◆ **Exercise aim**
Report every line of the listing below in which the string "replies" occurs.

+--

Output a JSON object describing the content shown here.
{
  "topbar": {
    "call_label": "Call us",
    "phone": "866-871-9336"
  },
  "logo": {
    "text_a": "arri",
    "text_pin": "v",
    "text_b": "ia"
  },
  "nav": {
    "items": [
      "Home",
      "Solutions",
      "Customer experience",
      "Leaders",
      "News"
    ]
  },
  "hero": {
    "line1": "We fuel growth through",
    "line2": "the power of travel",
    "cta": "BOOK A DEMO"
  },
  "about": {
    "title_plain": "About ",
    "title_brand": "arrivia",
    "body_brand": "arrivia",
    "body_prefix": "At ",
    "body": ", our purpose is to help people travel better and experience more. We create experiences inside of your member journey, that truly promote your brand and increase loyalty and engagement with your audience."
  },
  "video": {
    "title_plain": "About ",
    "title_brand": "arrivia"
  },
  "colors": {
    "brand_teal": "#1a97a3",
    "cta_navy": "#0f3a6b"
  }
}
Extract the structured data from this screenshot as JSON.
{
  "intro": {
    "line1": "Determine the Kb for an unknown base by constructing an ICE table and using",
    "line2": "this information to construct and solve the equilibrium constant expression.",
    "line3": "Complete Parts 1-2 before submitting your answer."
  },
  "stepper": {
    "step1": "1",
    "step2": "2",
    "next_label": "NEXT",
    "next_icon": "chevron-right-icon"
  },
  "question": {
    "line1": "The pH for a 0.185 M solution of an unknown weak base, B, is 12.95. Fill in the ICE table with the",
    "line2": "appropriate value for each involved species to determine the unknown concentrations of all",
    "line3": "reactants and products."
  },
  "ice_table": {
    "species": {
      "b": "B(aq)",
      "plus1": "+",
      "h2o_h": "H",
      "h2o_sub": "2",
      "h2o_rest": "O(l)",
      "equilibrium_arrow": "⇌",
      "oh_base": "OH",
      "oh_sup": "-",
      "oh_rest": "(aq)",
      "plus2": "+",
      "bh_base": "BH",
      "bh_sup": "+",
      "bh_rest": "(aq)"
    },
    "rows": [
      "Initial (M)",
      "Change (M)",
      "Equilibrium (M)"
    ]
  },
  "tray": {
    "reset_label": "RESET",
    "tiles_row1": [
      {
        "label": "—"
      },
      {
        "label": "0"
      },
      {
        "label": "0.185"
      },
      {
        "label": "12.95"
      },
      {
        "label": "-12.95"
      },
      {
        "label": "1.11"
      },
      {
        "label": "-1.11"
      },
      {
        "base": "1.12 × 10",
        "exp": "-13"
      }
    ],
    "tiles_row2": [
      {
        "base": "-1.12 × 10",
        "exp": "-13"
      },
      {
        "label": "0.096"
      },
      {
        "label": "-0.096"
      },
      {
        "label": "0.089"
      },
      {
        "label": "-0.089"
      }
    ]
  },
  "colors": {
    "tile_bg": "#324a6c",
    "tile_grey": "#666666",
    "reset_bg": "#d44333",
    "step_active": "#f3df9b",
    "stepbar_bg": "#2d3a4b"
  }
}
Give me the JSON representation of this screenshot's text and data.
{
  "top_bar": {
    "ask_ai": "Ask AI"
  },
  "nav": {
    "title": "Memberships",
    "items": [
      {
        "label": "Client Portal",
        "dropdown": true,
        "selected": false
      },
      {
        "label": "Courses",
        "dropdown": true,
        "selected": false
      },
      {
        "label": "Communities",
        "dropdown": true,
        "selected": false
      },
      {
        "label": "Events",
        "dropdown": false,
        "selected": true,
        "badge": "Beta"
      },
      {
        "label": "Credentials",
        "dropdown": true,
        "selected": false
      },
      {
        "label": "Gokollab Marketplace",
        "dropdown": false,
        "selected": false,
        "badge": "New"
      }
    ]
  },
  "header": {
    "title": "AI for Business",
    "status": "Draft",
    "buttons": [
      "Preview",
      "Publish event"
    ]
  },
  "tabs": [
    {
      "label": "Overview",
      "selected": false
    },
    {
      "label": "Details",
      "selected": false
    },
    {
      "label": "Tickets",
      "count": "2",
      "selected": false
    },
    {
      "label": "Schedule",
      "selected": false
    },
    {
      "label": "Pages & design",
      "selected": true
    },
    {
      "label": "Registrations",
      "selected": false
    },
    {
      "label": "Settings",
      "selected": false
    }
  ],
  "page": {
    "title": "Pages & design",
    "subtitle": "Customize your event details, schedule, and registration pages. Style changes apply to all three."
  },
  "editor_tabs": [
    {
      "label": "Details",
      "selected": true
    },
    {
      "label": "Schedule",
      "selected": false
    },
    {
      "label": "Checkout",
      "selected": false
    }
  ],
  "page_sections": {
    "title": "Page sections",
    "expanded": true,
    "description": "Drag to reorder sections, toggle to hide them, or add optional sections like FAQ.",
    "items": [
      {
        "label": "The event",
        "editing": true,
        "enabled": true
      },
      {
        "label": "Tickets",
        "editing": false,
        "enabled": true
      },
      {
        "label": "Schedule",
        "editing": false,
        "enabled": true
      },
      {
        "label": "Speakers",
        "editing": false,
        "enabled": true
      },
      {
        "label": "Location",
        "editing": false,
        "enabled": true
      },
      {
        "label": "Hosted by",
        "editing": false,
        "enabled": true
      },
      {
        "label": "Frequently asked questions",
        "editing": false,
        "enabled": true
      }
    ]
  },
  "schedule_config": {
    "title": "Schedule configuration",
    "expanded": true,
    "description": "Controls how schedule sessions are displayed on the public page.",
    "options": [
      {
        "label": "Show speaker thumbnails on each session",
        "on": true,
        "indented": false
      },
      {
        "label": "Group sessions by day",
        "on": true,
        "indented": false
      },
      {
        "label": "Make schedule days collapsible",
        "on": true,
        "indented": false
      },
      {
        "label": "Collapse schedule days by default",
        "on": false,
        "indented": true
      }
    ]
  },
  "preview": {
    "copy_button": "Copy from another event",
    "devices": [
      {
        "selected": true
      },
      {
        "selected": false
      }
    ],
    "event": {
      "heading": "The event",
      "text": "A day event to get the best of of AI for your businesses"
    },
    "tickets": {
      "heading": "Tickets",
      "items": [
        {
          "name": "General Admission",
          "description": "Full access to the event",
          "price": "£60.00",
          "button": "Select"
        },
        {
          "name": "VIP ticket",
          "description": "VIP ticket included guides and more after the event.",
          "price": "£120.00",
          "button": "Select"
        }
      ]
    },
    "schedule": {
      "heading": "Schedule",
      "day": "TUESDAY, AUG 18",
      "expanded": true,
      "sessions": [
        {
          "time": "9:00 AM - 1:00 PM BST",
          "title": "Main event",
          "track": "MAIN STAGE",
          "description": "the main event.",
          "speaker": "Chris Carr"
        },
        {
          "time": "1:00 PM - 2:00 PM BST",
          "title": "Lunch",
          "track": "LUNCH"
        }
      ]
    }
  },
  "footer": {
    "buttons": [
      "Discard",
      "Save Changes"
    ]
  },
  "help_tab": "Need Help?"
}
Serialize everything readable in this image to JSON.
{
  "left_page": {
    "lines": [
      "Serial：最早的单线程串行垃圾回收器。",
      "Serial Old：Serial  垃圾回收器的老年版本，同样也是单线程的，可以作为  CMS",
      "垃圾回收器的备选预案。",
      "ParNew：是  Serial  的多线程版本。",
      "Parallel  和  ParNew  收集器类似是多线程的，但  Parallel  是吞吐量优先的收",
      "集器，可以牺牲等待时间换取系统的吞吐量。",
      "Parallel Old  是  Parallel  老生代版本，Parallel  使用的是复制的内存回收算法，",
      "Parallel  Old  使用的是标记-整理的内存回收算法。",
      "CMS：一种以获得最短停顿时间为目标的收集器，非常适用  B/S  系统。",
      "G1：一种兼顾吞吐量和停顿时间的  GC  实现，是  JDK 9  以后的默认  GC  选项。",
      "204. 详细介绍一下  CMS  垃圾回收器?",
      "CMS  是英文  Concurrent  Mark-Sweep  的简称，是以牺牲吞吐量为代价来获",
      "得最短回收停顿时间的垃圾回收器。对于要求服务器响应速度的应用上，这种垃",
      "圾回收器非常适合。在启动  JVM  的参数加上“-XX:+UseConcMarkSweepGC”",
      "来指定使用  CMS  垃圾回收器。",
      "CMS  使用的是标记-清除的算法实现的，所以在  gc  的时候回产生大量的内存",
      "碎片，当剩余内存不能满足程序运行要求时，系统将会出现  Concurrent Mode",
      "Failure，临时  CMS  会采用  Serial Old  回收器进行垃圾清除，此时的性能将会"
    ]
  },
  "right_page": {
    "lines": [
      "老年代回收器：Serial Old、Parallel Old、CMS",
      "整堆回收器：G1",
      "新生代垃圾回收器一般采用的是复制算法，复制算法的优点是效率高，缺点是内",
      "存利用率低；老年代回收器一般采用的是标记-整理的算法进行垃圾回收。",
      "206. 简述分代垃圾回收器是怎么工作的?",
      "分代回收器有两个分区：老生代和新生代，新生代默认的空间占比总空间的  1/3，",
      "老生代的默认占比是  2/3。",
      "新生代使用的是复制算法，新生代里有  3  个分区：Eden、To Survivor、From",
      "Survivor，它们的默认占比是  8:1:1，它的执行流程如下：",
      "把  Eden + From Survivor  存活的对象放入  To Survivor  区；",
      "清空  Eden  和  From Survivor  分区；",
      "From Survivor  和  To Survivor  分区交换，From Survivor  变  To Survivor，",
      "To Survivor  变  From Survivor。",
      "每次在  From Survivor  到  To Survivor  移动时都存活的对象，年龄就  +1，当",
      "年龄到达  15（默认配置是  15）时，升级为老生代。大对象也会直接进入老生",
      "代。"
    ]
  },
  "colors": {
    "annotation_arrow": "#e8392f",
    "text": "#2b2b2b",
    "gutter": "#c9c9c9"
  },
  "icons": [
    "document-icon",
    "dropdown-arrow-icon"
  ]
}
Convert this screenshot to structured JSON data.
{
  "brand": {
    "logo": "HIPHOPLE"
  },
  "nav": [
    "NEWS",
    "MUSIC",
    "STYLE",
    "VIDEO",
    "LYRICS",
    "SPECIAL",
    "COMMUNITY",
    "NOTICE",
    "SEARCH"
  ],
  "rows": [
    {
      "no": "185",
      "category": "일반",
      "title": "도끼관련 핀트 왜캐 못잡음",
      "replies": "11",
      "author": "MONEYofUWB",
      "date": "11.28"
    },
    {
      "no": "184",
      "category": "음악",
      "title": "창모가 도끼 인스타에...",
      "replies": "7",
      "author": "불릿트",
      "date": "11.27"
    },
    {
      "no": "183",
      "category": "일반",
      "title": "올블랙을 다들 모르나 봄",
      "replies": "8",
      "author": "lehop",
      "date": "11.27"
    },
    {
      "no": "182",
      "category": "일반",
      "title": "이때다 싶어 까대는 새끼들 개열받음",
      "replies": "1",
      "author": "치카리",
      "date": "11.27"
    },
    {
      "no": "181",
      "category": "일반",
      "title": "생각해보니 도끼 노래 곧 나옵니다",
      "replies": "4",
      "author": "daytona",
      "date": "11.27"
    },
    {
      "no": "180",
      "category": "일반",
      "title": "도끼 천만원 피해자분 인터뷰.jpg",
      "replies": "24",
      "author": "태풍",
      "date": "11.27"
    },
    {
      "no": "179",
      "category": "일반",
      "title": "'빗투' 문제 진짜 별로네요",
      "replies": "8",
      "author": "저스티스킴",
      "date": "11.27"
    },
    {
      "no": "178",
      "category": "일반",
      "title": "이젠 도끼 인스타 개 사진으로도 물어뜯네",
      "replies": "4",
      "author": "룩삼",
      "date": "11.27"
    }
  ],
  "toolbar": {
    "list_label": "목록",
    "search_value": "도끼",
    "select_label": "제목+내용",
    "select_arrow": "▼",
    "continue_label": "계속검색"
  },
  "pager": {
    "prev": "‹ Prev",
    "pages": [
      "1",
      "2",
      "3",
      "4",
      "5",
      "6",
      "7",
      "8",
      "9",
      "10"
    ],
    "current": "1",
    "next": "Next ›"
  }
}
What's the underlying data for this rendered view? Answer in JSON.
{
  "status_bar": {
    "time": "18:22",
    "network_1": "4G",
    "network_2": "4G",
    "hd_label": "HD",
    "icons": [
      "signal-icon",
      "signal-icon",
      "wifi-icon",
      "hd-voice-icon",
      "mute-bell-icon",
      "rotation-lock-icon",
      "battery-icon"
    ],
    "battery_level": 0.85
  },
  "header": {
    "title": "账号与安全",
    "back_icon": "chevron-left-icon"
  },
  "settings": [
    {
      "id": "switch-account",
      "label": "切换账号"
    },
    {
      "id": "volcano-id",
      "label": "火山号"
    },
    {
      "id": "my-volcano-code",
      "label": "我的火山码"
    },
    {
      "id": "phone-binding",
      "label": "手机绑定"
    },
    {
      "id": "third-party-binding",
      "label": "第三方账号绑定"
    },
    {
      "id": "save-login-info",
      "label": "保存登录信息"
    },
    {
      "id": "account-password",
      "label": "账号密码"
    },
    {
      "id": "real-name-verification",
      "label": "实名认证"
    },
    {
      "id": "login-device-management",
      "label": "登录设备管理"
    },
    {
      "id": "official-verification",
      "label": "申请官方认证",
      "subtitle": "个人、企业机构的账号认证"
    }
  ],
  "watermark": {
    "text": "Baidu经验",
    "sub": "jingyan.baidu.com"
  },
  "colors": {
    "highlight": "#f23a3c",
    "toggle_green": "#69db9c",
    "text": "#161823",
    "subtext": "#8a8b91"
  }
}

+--

◆ **Answer to the problem**
      "replies": "11",
      "replies": "7",
      "replies": "8",
      "replies": "1",
      "replies": "4",
      "replies": "24",
      "replies": "8",
      "replies": "4",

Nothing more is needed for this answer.